## About this task
What lines in the records below hold the string "kind"? Please show them.

(Web page and app entries)

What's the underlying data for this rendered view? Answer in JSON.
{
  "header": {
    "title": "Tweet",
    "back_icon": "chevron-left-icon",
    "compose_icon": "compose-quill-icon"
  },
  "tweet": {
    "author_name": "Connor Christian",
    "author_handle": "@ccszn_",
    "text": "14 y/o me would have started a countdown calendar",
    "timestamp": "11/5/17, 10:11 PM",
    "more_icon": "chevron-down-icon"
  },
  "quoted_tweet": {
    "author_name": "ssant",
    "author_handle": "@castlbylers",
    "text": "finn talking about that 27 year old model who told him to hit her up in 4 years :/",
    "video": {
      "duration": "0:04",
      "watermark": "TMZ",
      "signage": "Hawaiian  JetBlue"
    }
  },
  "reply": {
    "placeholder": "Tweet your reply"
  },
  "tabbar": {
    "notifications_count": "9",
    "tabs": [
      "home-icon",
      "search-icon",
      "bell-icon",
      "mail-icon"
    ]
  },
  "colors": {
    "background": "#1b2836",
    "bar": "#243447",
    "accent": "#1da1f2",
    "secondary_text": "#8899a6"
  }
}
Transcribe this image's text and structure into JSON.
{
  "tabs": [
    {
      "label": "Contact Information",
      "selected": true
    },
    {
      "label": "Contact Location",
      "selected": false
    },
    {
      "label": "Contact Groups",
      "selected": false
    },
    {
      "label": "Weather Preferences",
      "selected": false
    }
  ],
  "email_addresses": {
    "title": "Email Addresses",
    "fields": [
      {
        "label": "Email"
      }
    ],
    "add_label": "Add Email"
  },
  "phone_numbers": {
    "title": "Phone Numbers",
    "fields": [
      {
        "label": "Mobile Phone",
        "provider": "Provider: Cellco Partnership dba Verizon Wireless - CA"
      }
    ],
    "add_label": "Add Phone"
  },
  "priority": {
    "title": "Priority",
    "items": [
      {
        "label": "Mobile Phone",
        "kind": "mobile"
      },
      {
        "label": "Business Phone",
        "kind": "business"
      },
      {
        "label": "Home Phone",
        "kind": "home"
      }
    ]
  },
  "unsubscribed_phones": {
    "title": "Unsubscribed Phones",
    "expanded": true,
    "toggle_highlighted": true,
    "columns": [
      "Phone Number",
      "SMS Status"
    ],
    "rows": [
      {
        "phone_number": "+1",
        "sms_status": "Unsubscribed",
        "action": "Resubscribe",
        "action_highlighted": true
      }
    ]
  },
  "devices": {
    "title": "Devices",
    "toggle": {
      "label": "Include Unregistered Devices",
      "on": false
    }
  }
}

## Response box
        "kind": "mobile"
        "kind": "business"
        "kind": "home"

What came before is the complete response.